— Cash tender offer. Cash tender offer is a transaction for an offering to repurchase existing debt securities for cash, which is made to all existing investors. The tender offer may be the most appropriate tool to restructure indebtedness if the issuer (i) wishes to repurchase all or a significant portion of outstanding debt securities, (ii) debt securities are held widely by the investors, and (iii) simultaneously with the repurchase of debt securities, the issuer considers obtaining consents from the investors to waive or amend certain covenants in the indenture. US courts provided a set of factors to determine if tender offer rules apply to the liability management transaction, including: active and widespread solicitation, solicitation is made for a substantial percentage of the issuer’s securities, offer to purchase is made at a premium over the prevailing market price, terms of the offer are firm rather than negotiable, offer is contingent on the tender of a fixed number of securities, often subject to a fixed maximum number to be purchased, and offer is open only for a limited period of time. Issuers must carefully consider the characteristics of the tender offer when structuring a liability management transaction. If the transaction satisfies the conditions for the tender offer, its timing, documentation, and costs would be significantly affected.
— Exchange offer. If an issuer does not have available cash or does not want to use it, an alternative to redemption, repurchase and tender offer may be an exchange offer, which permits the issuer restructuring its indebtedness without the use of cash. In the exchange offer transaction, the issuer offers to exchange newly issued securities for the outstanding “old” ones. Similar to the cash liability management transactions, exchange offers enable the issuer to reduce interest payments (by exchanging debt securities with a higher interest rate for debt securities with a lower interest rate), manage maturity dates (by exchanging for securities with an extended maturity), reduce or eliminate onerous covenants in the indenture.
— Consent solicitation. Often restructuring of liabilities under foreign debt securities involves the need for the issuer to modify certain covenants in the indenture. For instance, the issuer may seek to conform the covenants in the indenture for the “old” securities with the covenants in the indenture for the new securities (if the restructuring is coupled with the issue and offering of the new securities) or the issuer improved the financials and seeks entering into new transactions to develop the business, etc. In such cases, the issuer must undertake a close review of the indenture for the existing securities to determine the consent requirements for amendments or waivers.
There is an array of factors that must first be explored to decide whether to restructure indebtedness under foreign debt securities and which arrangement would be most appropriate, time and cost wise. Some of these factors include market conditions, cash availability, tax and legal implications. While taking advantage of declining interest rates might be enticing, restructuring the indebtedness may have adverse legal and tax implications for the issuer.
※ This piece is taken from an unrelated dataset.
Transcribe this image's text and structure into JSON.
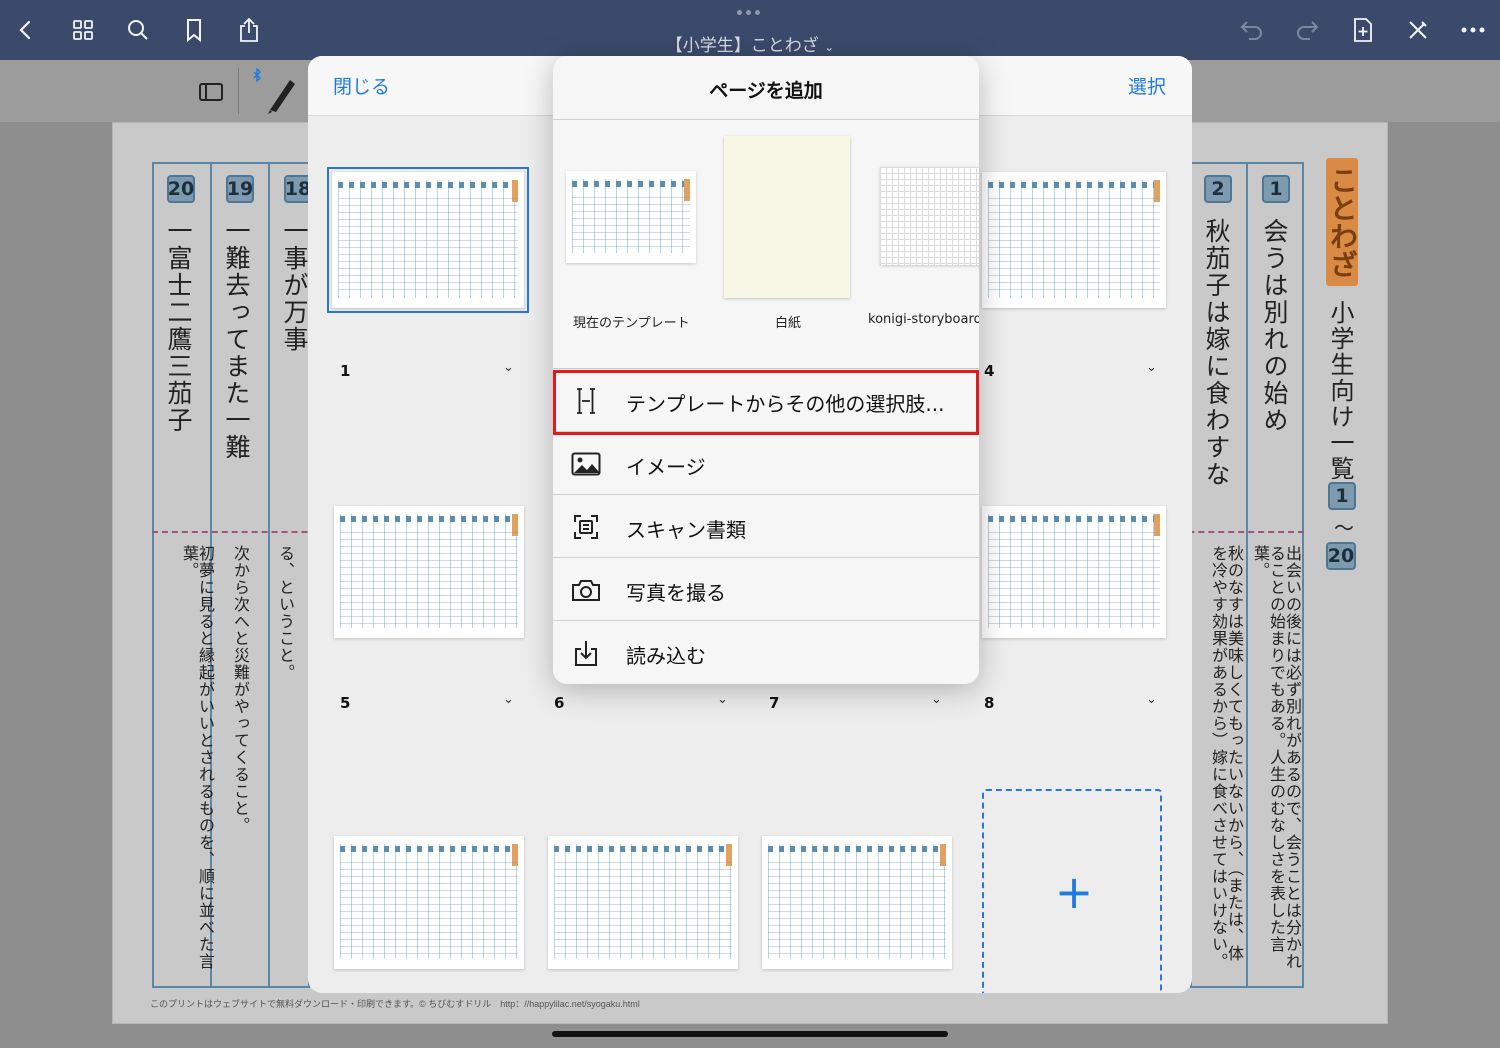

To ensure that a decision to restructure would not adversely affect the issuer and achieves its desired goal, all of the factors need to be considered and weighted in their entirety in a structuring phase of the transaction with the involvement of financial, tax, legal, and accounting specialists for purposes of finding a solution, which would best satisfy the business needs of the issuer and be appealing for the investors.